The second point is that not calling water-boarding torture shifts the whole scale. equally unpleasant techniques could be redefined, too. Water-boarding deprives a person of oxygen and is called simulated drowning. So, should choking or dunking a person under water or placing a plastic bag over someone’s head for a prolonged period not to be called torture? They’re all as dangerous and as horrible as water-boarding. One could make the case.
This discussion makes me feel like I ‘ve been dragged back in time to a more morally ambiguous era.
My posts have mostly slammed Christian creationists for their anti-intellectualism and pseudo-scientific ideas. So to be fair, I’m offering up this turd of a video featuring a Muslim creationist. He may have an accent, but he blabbers on like a Christian, using all the hackneyed arguments against evolution. He spins a caricature of Darwin and science for his audience, and hopes the sheeple will not question his lies.
The arrogant prick who posted the video on YouTube describes it as “Why Darwin’s theory is incompatible with the Quran”. A reasonable person, of course, would not have held a single book up as irrefutable. Science is open to being questioned; that’s why it works. Clearly, the Quran is a fragile text, one that crumbles under the slightest criticism.
Chuck Norris has written his own review, of sorts, of Expelled: the Movie. It’s actually more of an endorsement than a review, since he really doesn’t describe the movie in any detail. He just makes a sucking noise as he presses his lips up against Ben Stein’s ass. On to the comedy… I mean review.
I saw it last weekend, and I liked it. I think it will wake up many people to the truth. What truth? That educational arenas have become limited learning environments because of biases against God, the Bible and creationism.
Wow! It’s like wading through a cesspool of ignorance. The bias you speak of, Chuck, is toward evidence. If God would only make himself more available for interviews, creationists could offer something more than cheap unsubstantiated conclusions, ones which lead science nowhere. If biologists suddenly acknowledged God’s invisible hand in creation how would it further their work? Something that cannot be measured or analyzed or observed isn’t useful one bit to science. More now from Chuck:
Stein is correct in saying that passionate antagonism and hostility (that parallels any fundamentalist extremism) equally exists in naturalist and Neo-Darwinian camps. Proof of their avid bias easily can be seen in some evolutionists’ reviews of this film. Many are loaded with as much inflammatory language, intolerance and bigotry as any hate-filled group.

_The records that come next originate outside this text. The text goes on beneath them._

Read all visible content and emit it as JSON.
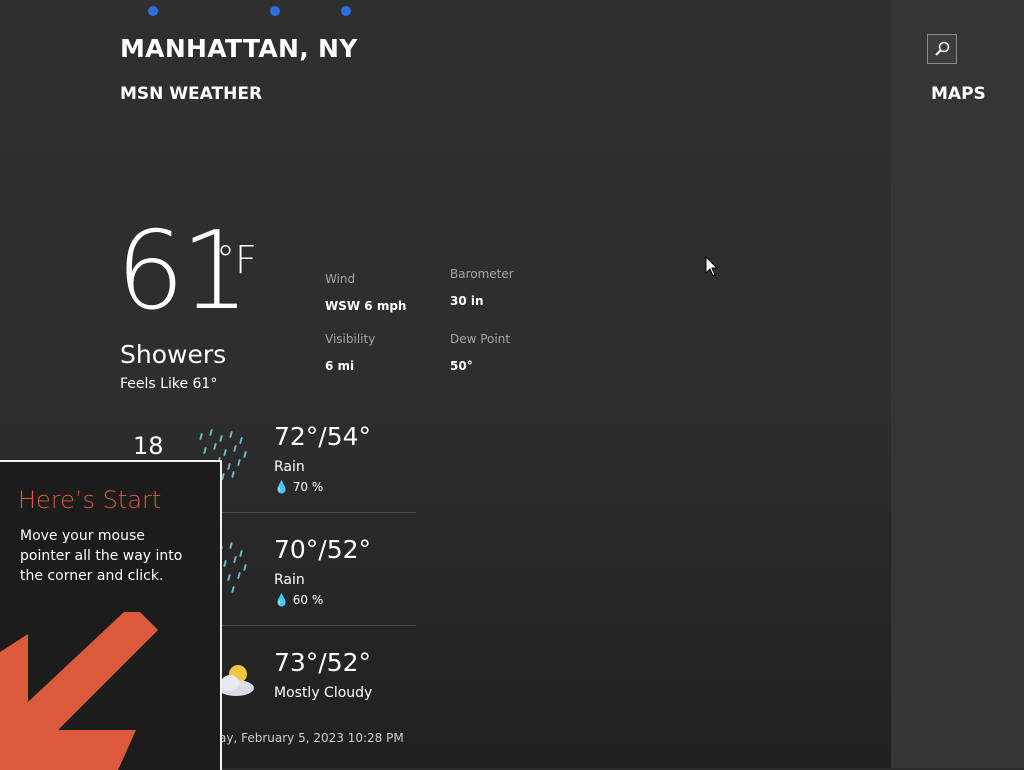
{
  "header": {
    "city": "MANHATTAN, NY",
    "app_name": "MSN WEATHER",
    "maps_label": "MAPS",
    "search_icon": "search-icon",
    "page_dot_color": "#2d6fd9"
  },
  "current": {
    "temperature": "61",
    "unit": "°F",
    "condition": "Showers",
    "feels_like": "Feels Like 61°",
    "wind_label": "Wind",
    "wind_value": "WSW 6 mph",
    "barometer_label": "Barometer",
    "barometer_value": "30 in",
    "visibility_label": "Visibility",
    "visibility_value": "6 mi",
    "dew_point_label": "Dew Point",
    "dew_point_value": "50°"
  },
  "forecast": [
    {
      "day": "18",
      "temps": "72°/54°",
      "condition": "Rain",
      "precip": "70 %",
      "icon": "rain-icon"
    },
    {
      "temps": "70°/52°",
      "condition": "Rain",
      "precip": "60 %",
      "icon": "rain-icon"
    },
    {
      "temps": "73°/52°",
      "condition": "Mostly Cloudy",
      "icon": "partly-cloudy-icon"
    }
  ],
  "updated": "ay, February 5, 2023 10:28 PM",
  "start_tip": {
    "title": "Here’s Start",
    "body": "Move your mouse pointer all the way into the corner and click.",
    "accent_color": "#dc5a3c",
    "arrow_icon": "arrow-down-left-icon"
  }
}
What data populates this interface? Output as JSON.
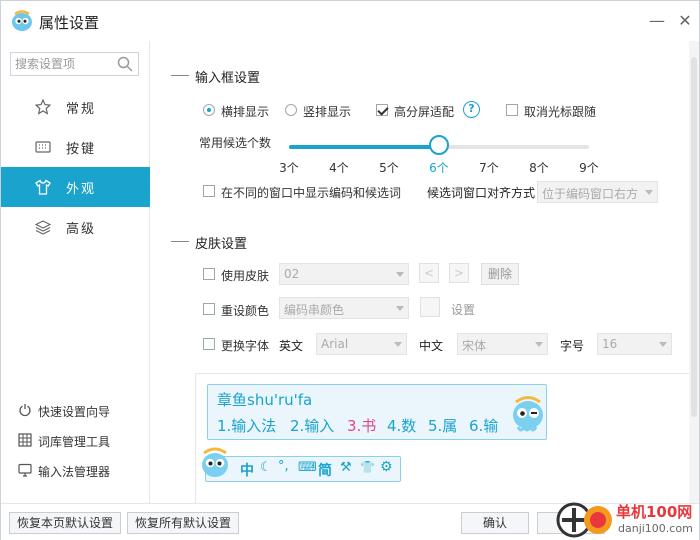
{
  "window": {
    "title": "属性设置",
    "minimize": "—",
    "close": "✕"
  },
  "sidebar": {
    "search_placeholder": "搜索设置项",
    "items": [
      {
        "label": "常规",
        "icon": "star-icon"
      },
      {
        "label": "按键",
        "icon": "keyboard-icon"
      },
      {
        "label": "外观",
        "icon": "shirt-icon"
      },
      {
        "label": "高级",
        "icon": "layers-icon"
      }
    ],
    "active_index": 2,
    "tools": [
      {
        "label": "快速设置向导",
        "icon": "power-icon"
      },
      {
        "label": "词库管理工具",
        "icon": "grid-icon"
      },
      {
        "label": "输入法管理器",
        "icon": "monitor-icon"
      }
    ]
  },
  "input_box": {
    "section_title": "输入框设置",
    "layout_options": [
      "横排显示",
      "竖排显示"
    ],
    "layout_selected": "横排显示",
    "hidpi_label": "高分屏适配",
    "hidpi_checked": true,
    "help": "?",
    "cancel_cursor_label": "取消光标跟随",
    "cancel_cursor_checked": false,
    "candidate_count_label": "常用候选个数",
    "candidate_ticks": [
      "3个",
      "4个",
      "5个",
      "6个",
      "7个",
      "8个",
      "9个"
    ],
    "candidate_selected": "6个",
    "candidate_count_value": 6,
    "multi_window_label": "在不同的窗口中显示编码和候选词",
    "multi_window_checked": false,
    "align_label": "候选词窗口对齐方式",
    "align_value": "位于编码窗口右方"
  },
  "skin": {
    "section_title": "皮肤设置",
    "use_skin_label": "使用皮肤",
    "skin_value": "02",
    "prev": "<",
    "next": ">",
    "delete_label": "删除",
    "reset_color_label": "重设颜色",
    "color_value": "编码串颜色",
    "setting_label": "设置",
    "change_font_label": "更换字体",
    "en_label": "英文",
    "en_font": "Arial",
    "cn_label": "中文",
    "cn_font": "宋体",
    "size_label": "字号",
    "size_value": "16"
  },
  "preview": {
    "pinyin": "章鱼shu'ru'fa",
    "candidates": [
      "1.输入法",
      "2.输入",
      "3.书",
      "4.数",
      "5.属",
      "6.输"
    ],
    "highlight_index": 2,
    "status_items": [
      "中",
      "☾",
      "°,",
      "⌨",
      "简",
      "⚒",
      "👕",
      "⚙"
    ]
  },
  "footer": {
    "restore_page": "恢复本页默认设置",
    "restore_all": "恢复所有默认设置",
    "ok": "确认",
    "apply": "应用"
  },
  "watermark": {
    "text": "单机100网",
    "url": "danji100.com"
  },
  "colors": {
    "accent": "#1aa3cc",
    "highlight": "#e0468a",
    "watermark": "#e8383d"
  }
}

Inflammatory language? Who’s the one comparing scientists to Nazis? Ben Stein declared that “Darwinism leads to Social-Darwinism” and that Charles Darwin’s writings inspired the Holocaust. How more inflammatory and hate-filled can one get than by playing the Hitler card? Negative reviews of Expelled criticize Ben Stein for his inaccuracy and his ignorance of science, not for his tenuous connection to a genocidal militaristic mad man. But leave it to creationist liars to be the ultimate hypocrites.
Chuck ends his “review” with a plug for religious freedom and for teaching the Bible in public schools… as a textbook. Freedom of religion is great. We can agree on that. But I just wonder how open Chuck would be to the teaching of religions other than Christianity? Is it really about freedom or about maintaining a Christian monopoly?
P.S. I do like the title of Chuck’s review, “Win Ben Stein’s Monkey”. It’s clever.